Asia and the US are the most buoyant trade lanes for Qantas Freight and the main focus for the Australian carrier.
Qantas Freight executive manager, Alison Webster says both are in high demand across its freighter and belly network, while services between Sydney and Auckland are also very strong.
Domestically, Webster says the busiest lanes are from the east coast of Australia to Perth, adding: “Our same day services are highly valued on these routes – it’s worth keeping in mind there is almost 4000km of driving distance between Sydney to Perth, generally taking three days via surface methods of transport.”
Asia is key and two thirds of the 1750 international services Qantas offers cargo capacity on a week are to/from Asia. It is the airline’s core market and it operates the only direct freighter capacity between Australia and China in Shanghai.

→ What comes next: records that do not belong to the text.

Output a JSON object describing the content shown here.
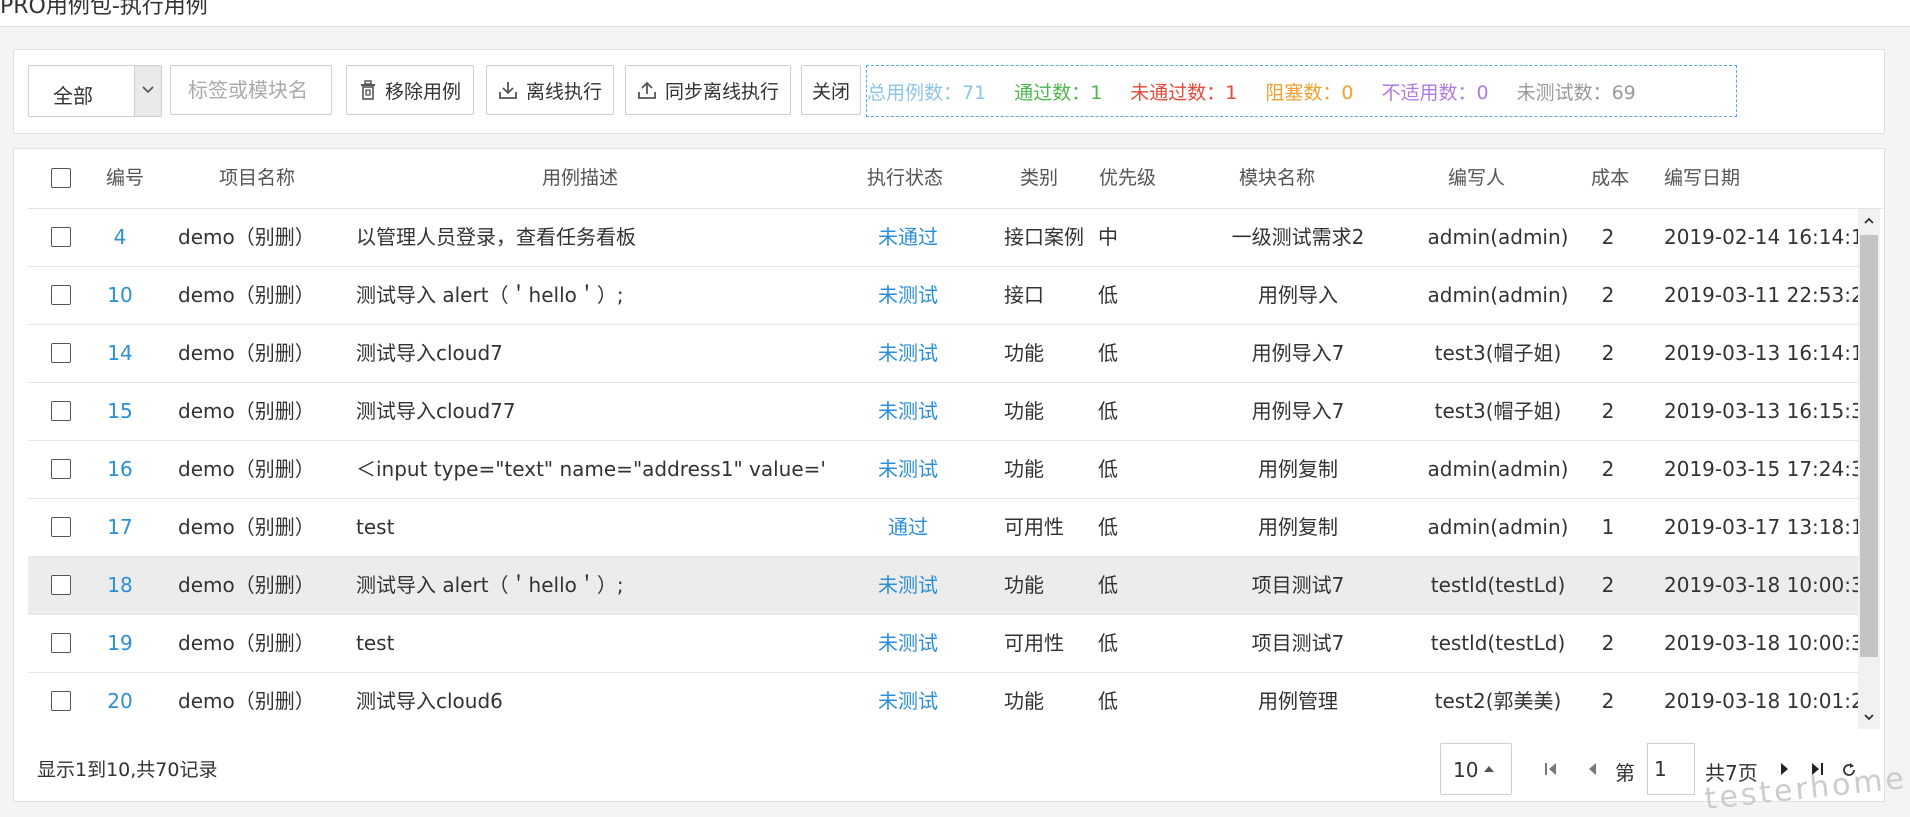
{
  "page_title": "PRO用例包-执行用例",
  "toolbar": {
    "filter_value": "全部",
    "search_placeholder": "标签或模块名",
    "remove_label": "移除用例",
    "offline_label": "离线执行",
    "sync_offline_label": "同步离线执行",
    "close_label": "关闭"
  },
  "stats": {
    "total": "总用例数：71",
    "passed": "通过数：1",
    "failed": "未通过数：1",
    "blocked": "阻塞数：0",
    "na": "不适用数：0",
    "untested": "未测试数：69",
    "colors": {
      "total": "#8ec5ea",
      "passed": "#4cb84c",
      "failed": "#e8473a",
      "blocked": "#f0a030",
      "na": "#b07ae0",
      "untested": "#999999"
    }
  },
  "table": {
    "headers": {
      "id": "编号",
      "project": "项目名称",
      "desc": "用例描述",
      "status": "执行状态",
      "category": "类别",
      "priority": "优先级",
      "module": "模块名称",
      "author": "编写人",
      "cost": "成本",
      "date": "编写日期"
    },
    "rows": [
      {
        "id": "4",
        "project": "demo（别删）",
        "desc": "以管理人员登录，查看任务看板",
        "status": "未通过",
        "category": "接口案例",
        "priority": "中",
        "module": "一级测试需求2",
        "author": "admin(admin)",
        "cost": "2",
        "date": "2019-02-14 16:14:1"
      },
      {
        "id": "10",
        "project": "demo（别删）",
        "desc": "测试导入 alert（＇hello＇）;",
        "status": "未测试",
        "category": "接口",
        "priority": "低",
        "module": "用例导入",
        "author": "admin(admin)",
        "cost": "2",
        "date": "2019-03-11 22:53:2"
      },
      {
        "id": "14",
        "project": "demo（别删）",
        "desc": "测试导入cloud7",
        "status": "未测试",
        "category": "功能",
        "priority": "低",
        "module": "用例导入7",
        "author": "test3(帽子姐)",
        "cost": "2",
        "date": "2019-03-13 16:14:1"
      },
      {
        "id": "15",
        "project": "demo（别删）",
        "desc": "测试导入cloud77",
        "status": "未测试",
        "category": "功能",
        "priority": "低",
        "module": "用例导入7",
        "author": "test3(帽子姐)",
        "cost": "2",
        "date": "2019-03-13 16:15:3"
      },
      {
        "id": "16",
        "project": "demo（别删）",
        "desc": "＜input type=\"text\" name=\"address1\" value='",
        "status": "未测试",
        "category": "功能",
        "priority": "低",
        "module": "用例复制",
        "author": "admin(admin)",
        "cost": "2",
        "date": "2019-03-15 17:24:3"
      },
      {
        "id": "17",
        "project": "demo（别删）",
        "desc": "test",
        "status": "通过",
        "category": "可用性",
        "priority": "低",
        "module": "用例复制",
        "author": "admin(admin)",
        "cost": "1",
        "date": "2019-03-17 13:18:1"
      },
      {
        "id": "18",
        "project": "demo（别删）",
        "desc": "测试导入 alert（＇hello＇）;",
        "status": "未测试",
        "category": "功能",
        "priority": "低",
        "module": "项目测试7",
        "author": "testld(testLd)",
        "cost": "2",
        "date": "2019-03-18 10:00:3"
      },
      {
        "id": "19",
        "project": "demo（别删）",
        "desc": "test",
        "status": "未测试",
        "category": "可用性",
        "priority": "低",
        "module": "项目测试7",
        "author": "testld(testLd)",
        "cost": "2",
        "date": "2019-03-18 10:00:3"
      },
      {
        "id": "20",
        "project": "demo（别删）",
        "desc": "测试导入cloud6",
        "status": "未测试",
        "category": "功能",
        "priority": "低",
        "module": "用例管理",
        "author": "test2(郭美美)",
        "cost": "2",
        "date": "2019-03-18 10:01:2"
      }
    ]
  },
  "footer": {
    "info": "显示1到10,共70记录",
    "page_size": "10",
    "page_prefix": "第",
    "page_value": "1",
    "page_total": "共7页"
  },
  "watermark": "testerhome.com"
}
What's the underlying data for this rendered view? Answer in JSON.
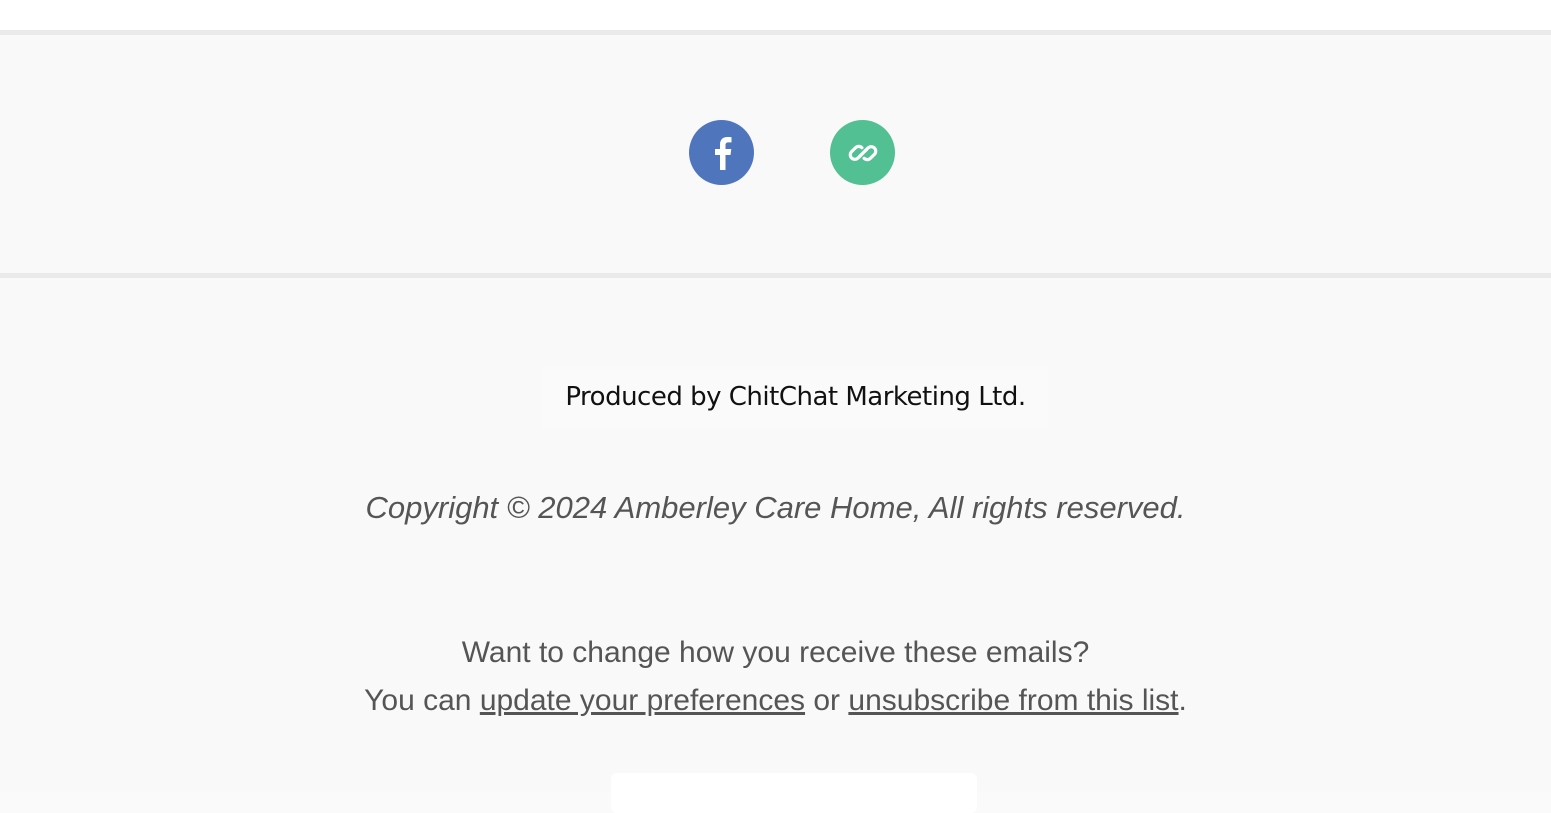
{
  "social": {
    "facebook": {
      "icon": "facebook-icon",
      "color": "#4f76bd"
    },
    "website": {
      "icon": "link-icon",
      "color": "#52c092"
    }
  },
  "footer": {
    "produced_by": "Produced by ChitChat Marketing Ltd.",
    "copyright": "Copyright © 2024 Amberley Care Home, All rights reserved.",
    "pref_question": "Want to change how you receive these emails?",
    "pref_prefix": "You can ",
    "update_link": "update your preferences",
    "pref_or": " or ",
    "unsubscribe_link": "unsubscribe from this list",
    "pref_suffix": "."
  }
}
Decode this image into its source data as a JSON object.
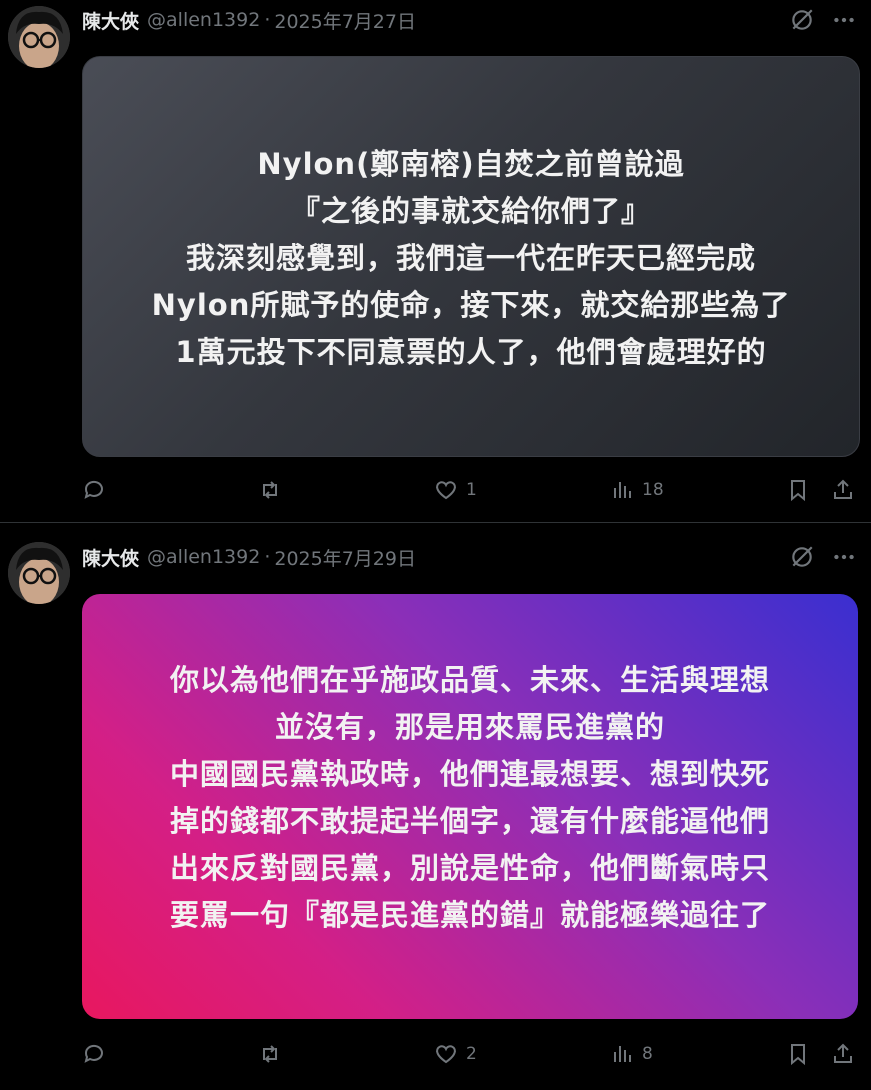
{
  "posts": [
    {
      "author_name": "陳大俠",
      "handle": "@allen1392",
      "separator": "·",
      "date": "2025年7月27日",
      "card_lines": [
        "Nylon(鄭南榕)自焚之前曾說過",
        "『之後的事就交給你們了』",
        "我深刻感覺到，我們這一代在昨天已經完成",
        "Nylon所賦予的使命，接下來，就交給那些為了",
        "1萬元投下不同意票的人了，他們會處理好的"
      ],
      "likes": "1",
      "views": "18",
      "card_style": "dark"
    },
    {
      "author_name": "陳大俠",
      "handle": "@allen1392",
      "separator": "·",
      "date": "2025年7月29日",
      "card_lines": [
        "你以為他們在乎施政品質、未來、生活與理想",
        "並沒有，那是用來罵民進黨的",
        "中國國民黨執政時，他們連最想要、想到快死",
        "掉的錢都不敢提起半個字，還有什麼能逼他們",
        "出來反對國民黨，別說是性命，他們斷氣時只",
        "要罵一句『都是民進黨的錯』就能極樂過往了"
      ],
      "likes": "2",
      "views": "8",
      "card_style": "magenta"
    }
  ],
  "icons": [
    "avatar",
    "grok-icon",
    "more-icon",
    "reply-icon",
    "repost-icon",
    "like-icon",
    "views-icon",
    "bookmark-icon",
    "share-icon"
  ],
  "colors": {
    "background": "#000000",
    "muted": "#71767b",
    "text": "#e7e9ea",
    "divider": "#2f3336"
  }
}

Webster says overall, Qantas Freight is having a good year, and tonnage is consistent with last year, noting the carrier’s customer advocacy tracker is rising.
There has been high demand for quality Australian produce, which is driving growth in perishables exports and Webster says it is exporting high volumes of chilled meat, seafood, dairy, fruits and vegetables into Asia and the Middle East.
Free Trade Agreements established between Australia and China, Japan and South Korea are set to further drive the sector.
She adds: “We are in the final stages of putting in place a weekly flight from Hobart to Ningbo for a customer that is importing fresh Australian milk into China.”
Qantas signed an agreement with Sai Cheng Logistics International to fly airmail each week out of China to the US and Webster says so far it has gone well. “The uplift of China Post airmail is a welcome addition to our network and reinforces that the routing we operate is aligned to customer needs,” she adds.
As for its fleet and routes Qantas is preparing for B787-900 Dreamliners to enter the fleet in September, opening up new freight possibilities and routes have been added in Melbourne to Los Angeles and Perth to London.
In May, it added capacity on new Jetstar services from Sydney and Melbourne to Ho Chi Minh City, which Webster says are returning to Australia at maximum payload – mainly with garments, footwear and electronics. In January it added belly space on a new Qantas daily services between Sydney and Beijing.
In other plans, Webster says Qantas Freight is reviewing whether to go for IATA’s CEIV Pharma certification as this product is growing quickly in the region. It is also looking at expanding real-time tracking capabilities with new scanning and freight tracking technologies to meet customer demand.
E-commerce remains the biggest opportunity for the Australasian air cargo in Webster’s view and she says it welcomed a B737F in May for the Australia Post Group, which shows the increasing volume of parcels they are handling.